|Other names||Skyrian Horse|
|Country of origin||Greece (Skyros)|
|Distinguishing features||Very small stature, semi-domesticated|
The Skyros breed generally stands between 9.1 and 11 hands (92 to 112 cm) high, and may be, bay, dun, brown or black. The small-bodied species of the Skyrian horse is one of the rarest horse breeds in the world. It is native to Greece, and in ancient times lived throughout the country, but now is only found in the wild in Skyros and in breeding and welfare farms on the island of Skyros. At the time of writing  there are 220 Skyrian horses in Greece, of which 152 live in Skyros. The Skyrian horse is a protected species.
The Skyrian horses are friendly, social, robust and intelligent animals. The head is very handsome. The mane is long and thick and usually a hue darker than the skin colour.

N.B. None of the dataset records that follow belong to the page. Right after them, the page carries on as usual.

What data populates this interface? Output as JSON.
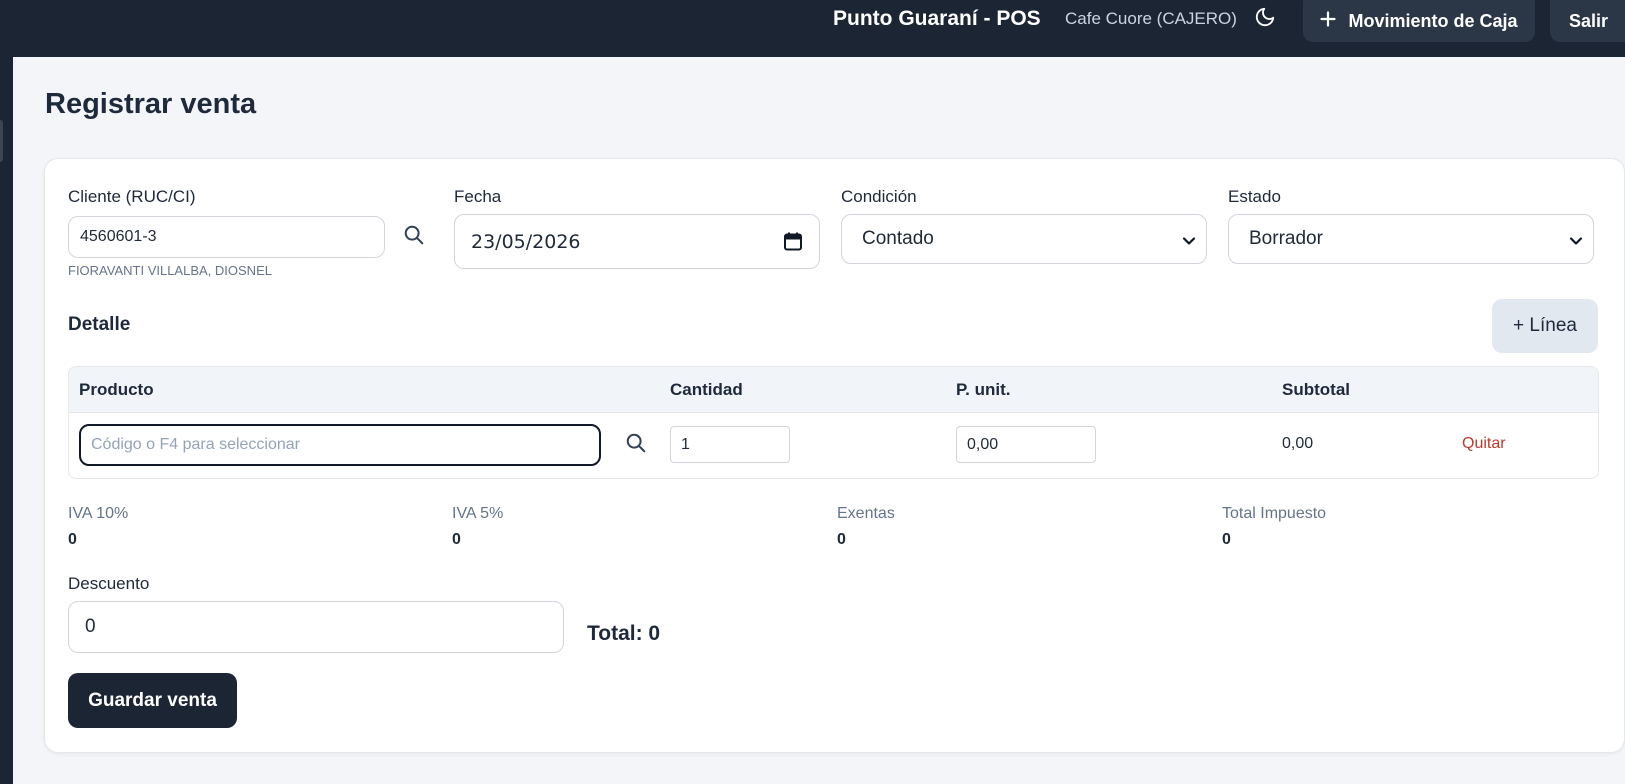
{
  "header": {
    "app_title": "Punto Guaraní - POS",
    "user": "Cafe Cuore (CAJERO)",
    "theme_icon": "moon-icon",
    "cash_movement_label": "Movimiento de Caja",
    "logout_label": "Salir"
  },
  "page": {
    "title": "Registrar venta"
  },
  "form": {
    "cliente": {
      "label": "Cliente (RUC/CI)",
      "value": "4560601-3",
      "name": "FIORAVANTI VILLALBA, DIOSNEL"
    },
    "fecha": {
      "label": "Fecha",
      "value": "23/05/2026"
    },
    "condicion": {
      "label": "Condición",
      "value": "Contado"
    },
    "estado": {
      "label": "Estado",
      "value": "Borrador"
    }
  },
  "detalle": {
    "title": "Detalle",
    "add_line_label": "+ Línea",
    "columns": [
      "Producto",
      "Cantidad",
      "P. unit.",
      "Subtotal"
    ],
    "row": {
      "product_placeholder": "Código o F4 para seleccionar",
      "cantidad": "1",
      "precio": "0,00",
      "subtotal": "0,00",
      "remove_label": "Quitar"
    }
  },
  "summary": {
    "iva10": {
      "label": "IVA 10%",
      "value": "0"
    },
    "iva5": {
      "label": "IVA 5%",
      "value": "0"
    },
    "exentas": {
      "label": "Exentas",
      "value": "0"
    },
    "total_impuesto": {
      "label": "Total Impuesto",
      "value": "0"
    }
  },
  "descuento": {
    "label": "Descuento",
    "value": "0"
  },
  "total_label": "Total: 0",
  "save_label": "Guardar venta",
  "colors": {
    "nav_bg": "#1c2533",
    "button_dark": "#2b3646",
    "danger": "#c0392b",
    "muted": "#64748b",
    "page_bg": "#f3f5f8"
  }
}
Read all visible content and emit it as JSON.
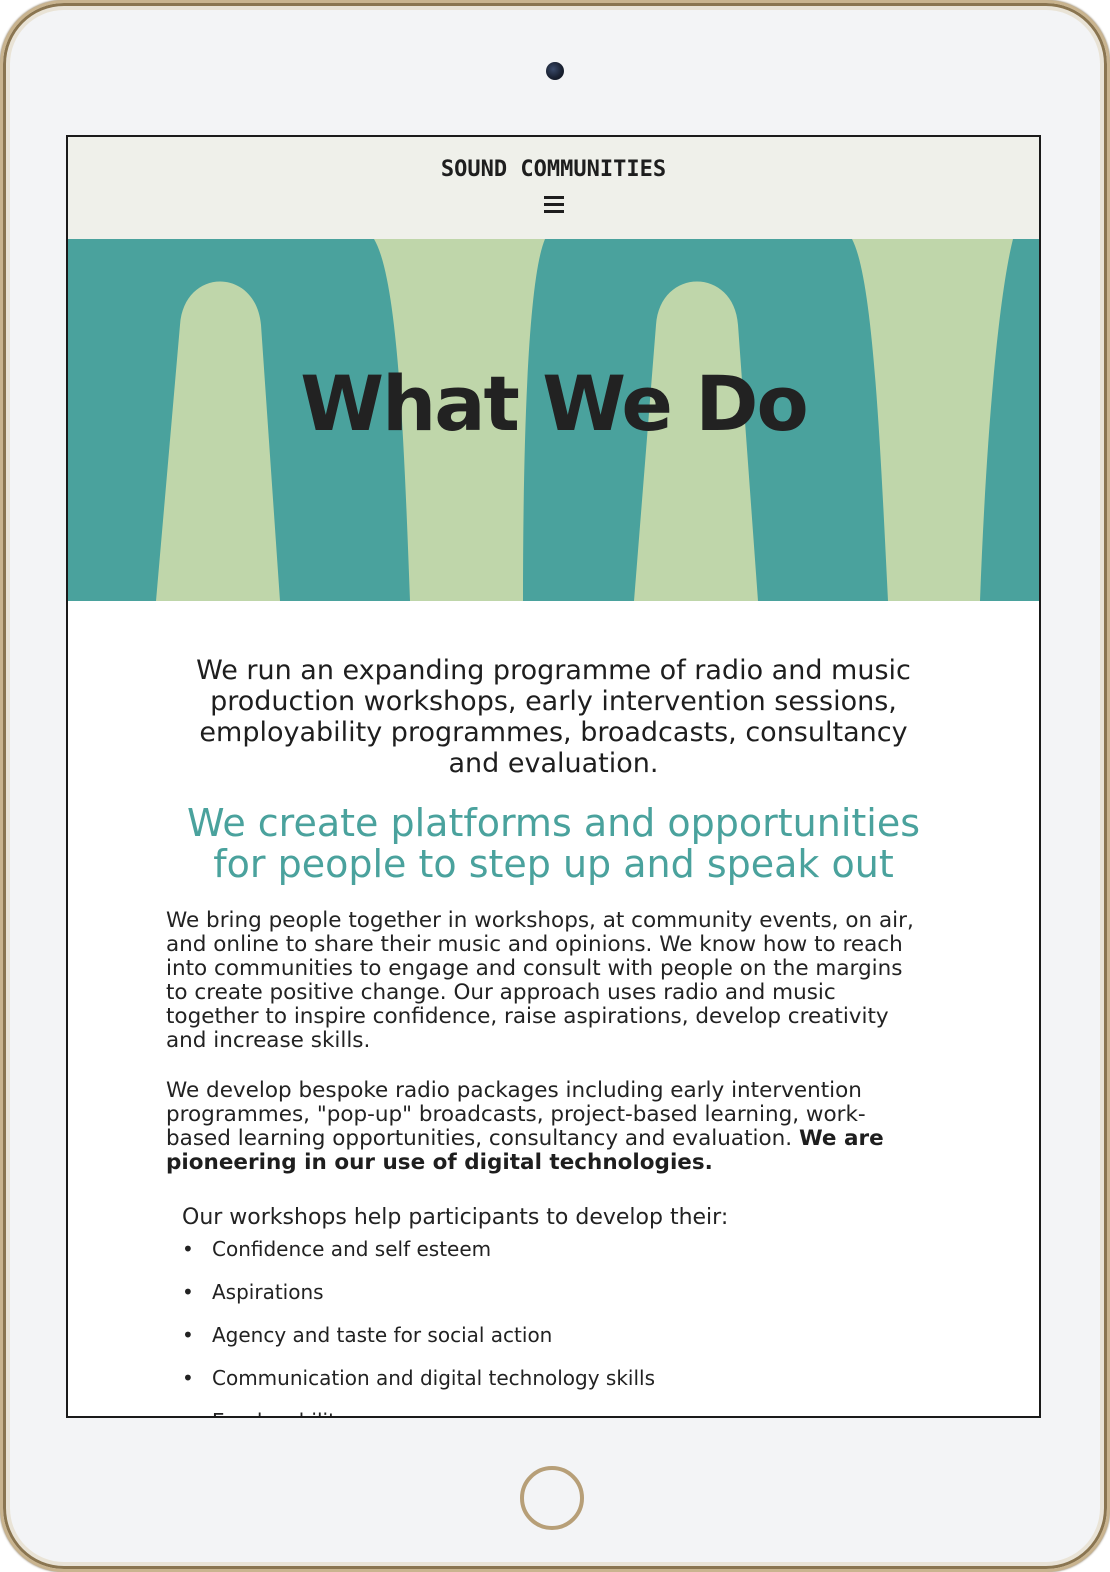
{
  "site": {
    "logo": "SOUND COMMUNITIES",
    "menu_icon": "hamburger-menu-icon"
  },
  "hero": {
    "title": "What We Do",
    "colors": {
      "background": "#4aa29d",
      "shapes": "#bfd6aa"
    }
  },
  "main": {
    "intro": "We run an expanding programme of radio and music production workshops, early intervention sessions, employability programmes, broadcasts, consultancy and evaluation.",
    "tagline": "We create platforms and opportunities for people to step up and speak out",
    "paragraph_1": "We bring people together in workshops, at community events, on air, and online to share their music and opinions. We know how to reach into communities to engage and consult with people on the margins to create positive change. Our approach uses radio and music together to inspire confidence, raise aspirations, develop creativity and increase skills.",
    "paragraph_2_plain": "We develop bespoke radio packages including early intervention programmes, \"pop-up\" broadcasts, project-based learning, work-based learning opportunities, consultancy and evaluation. ",
    "paragraph_2_bold": "We are pioneering in our use of digital technologies.",
    "list_intro": "Our workshops help participants to develop their:",
    "skills": [
      "Confidence and self esteem",
      "Aspirations",
      "Agency and taste for social action",
      "Communication and digital technology skills",
      "Employability"
    ]
  },
  "colors": {
    "accent": "#4aa29d",
    "header_bg": "#eff0ea",
    "text": "#222222"
  }
}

Their legs are slim, strong and wiry, with strong joints. The tail is low set. The hooves are small, compact and strong, usually black, and do not need shoeing.
The Silva Project is currently working to promote the foundation of Skyros herds elsewhere in Greece and abroad. The Skyros Island Horse Trust  based in Skyros is running a highly successful breeding, conservation, education and welfare project with the Skyrian horses. Another key organisation working to protect the Skyrian horse is the Skyrian horse society, which has created a stud book and is setting up a pedigree for the Skyrian horse. Also another non profit organisation Hippolytus est.2010 (ελληνικά Ιππόλυτος) based in Falani Larissa is making efforts towards promoting the breed culturally and at the same time helping with its preservation.
The Skyros breed is believed to be descended from horses brought to the island of Skyros during the 5th to 8th centuries BCE by Athenian colonists. It is possible that they were used by Alexander the Great in his conquests, and also possible that they are the horses depicted in the friezes of the Parthenon.
They developed mainly as semi-feral horses in the mountainous area on the southern part of the island, although individuals were caught and tamed by farmers for agricultural uses. The advances in agricultural mechanisation during the 1960s threatened the survival of the breed, as they were no longer needed for farm work and their numbers were already low. The prevalence of feral donkeys in the same area of Skyros is also a threat, as the two groups cross-breed and prevent pure breeding by the Skyros horses.
During the 1970s there was a short-lived breeding program focused on the Skyros breed. This program brought publicity to the breed, and resulted in them being declared critically endangered in 1991.
The horses are often kept semi-wild, ranging the mountainous interior of the island until they are needed at the harvest for threshing grain. Skyroi are also used as pack horses, harness horses, and for riding.